= Activity =
The answer must be every line of the records below that contains the word "JSON", copied out.

Start of Provided material

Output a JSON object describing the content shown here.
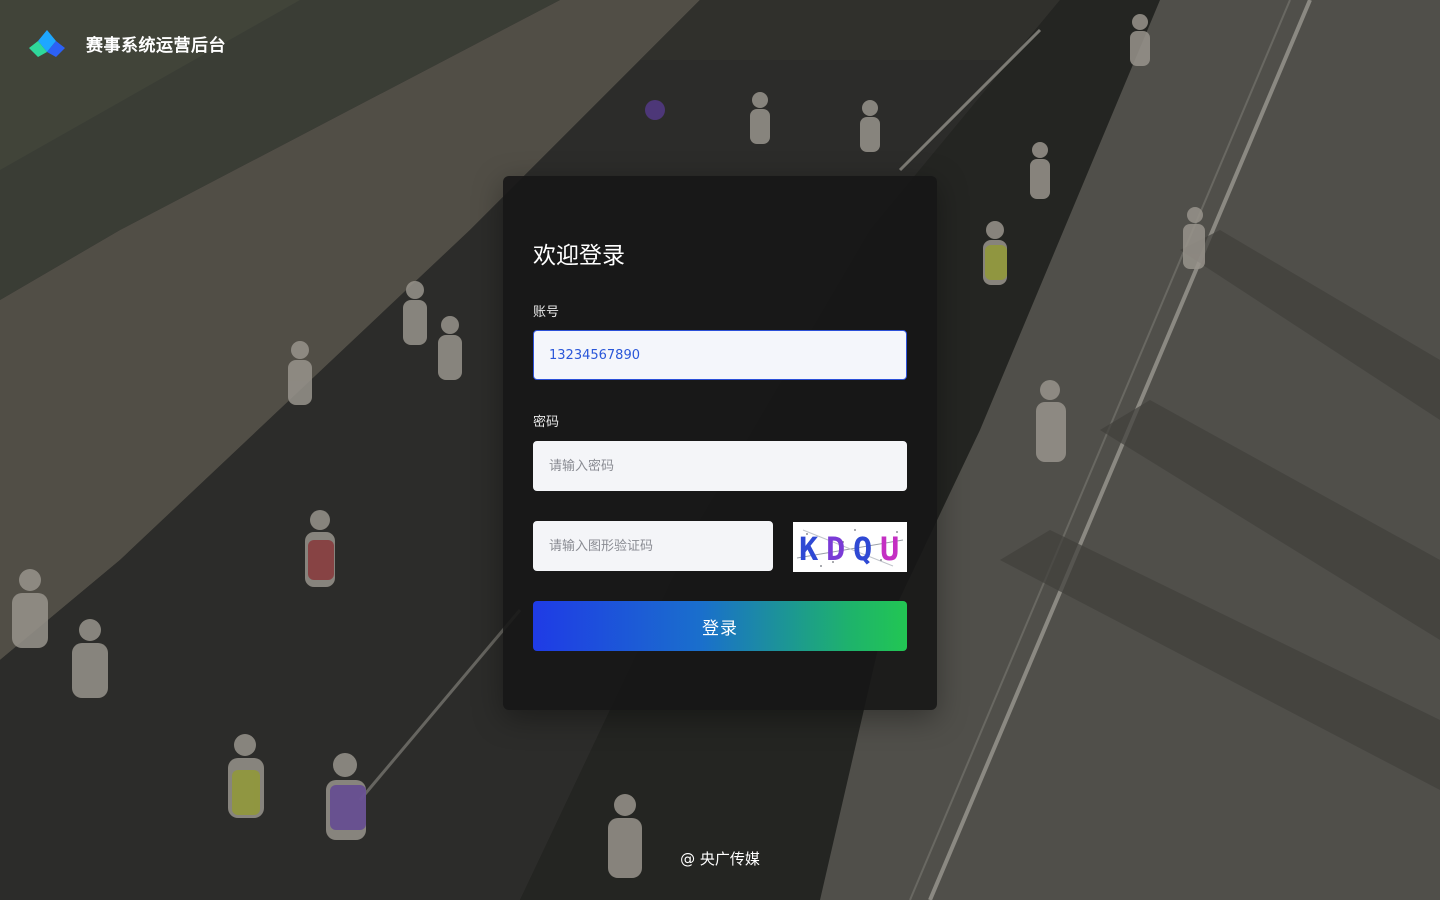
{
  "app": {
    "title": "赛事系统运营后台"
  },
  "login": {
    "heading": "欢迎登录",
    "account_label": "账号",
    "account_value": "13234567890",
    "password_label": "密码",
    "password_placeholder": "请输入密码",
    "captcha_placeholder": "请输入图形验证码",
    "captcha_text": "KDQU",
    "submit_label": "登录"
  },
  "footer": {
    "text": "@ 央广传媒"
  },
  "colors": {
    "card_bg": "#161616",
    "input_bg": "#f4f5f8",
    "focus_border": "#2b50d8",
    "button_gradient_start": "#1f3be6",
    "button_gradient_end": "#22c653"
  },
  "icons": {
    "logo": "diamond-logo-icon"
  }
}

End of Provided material
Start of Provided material

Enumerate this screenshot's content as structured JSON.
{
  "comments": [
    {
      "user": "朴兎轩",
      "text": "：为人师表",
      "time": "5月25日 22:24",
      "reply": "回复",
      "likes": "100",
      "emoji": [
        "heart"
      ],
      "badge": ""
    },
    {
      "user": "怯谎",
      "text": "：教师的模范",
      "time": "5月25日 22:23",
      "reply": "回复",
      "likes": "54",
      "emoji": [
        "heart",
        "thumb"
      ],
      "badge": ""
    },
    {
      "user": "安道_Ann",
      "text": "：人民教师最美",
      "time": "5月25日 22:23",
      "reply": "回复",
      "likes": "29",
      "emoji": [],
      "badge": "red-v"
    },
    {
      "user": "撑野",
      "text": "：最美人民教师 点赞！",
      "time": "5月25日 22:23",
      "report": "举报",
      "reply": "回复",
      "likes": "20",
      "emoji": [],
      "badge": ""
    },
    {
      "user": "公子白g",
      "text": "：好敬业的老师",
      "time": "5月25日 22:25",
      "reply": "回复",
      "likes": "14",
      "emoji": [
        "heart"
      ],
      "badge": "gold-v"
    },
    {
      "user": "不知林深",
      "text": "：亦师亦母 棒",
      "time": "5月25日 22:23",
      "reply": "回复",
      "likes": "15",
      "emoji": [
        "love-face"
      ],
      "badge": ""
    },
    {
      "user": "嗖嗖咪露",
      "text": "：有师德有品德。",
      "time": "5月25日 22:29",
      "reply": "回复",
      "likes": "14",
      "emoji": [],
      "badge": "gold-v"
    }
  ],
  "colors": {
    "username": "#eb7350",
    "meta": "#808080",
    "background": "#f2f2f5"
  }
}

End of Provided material

= Response =
Output a JSON object describing the content shown here.
Enumerate this screenshot's content as structured JSON.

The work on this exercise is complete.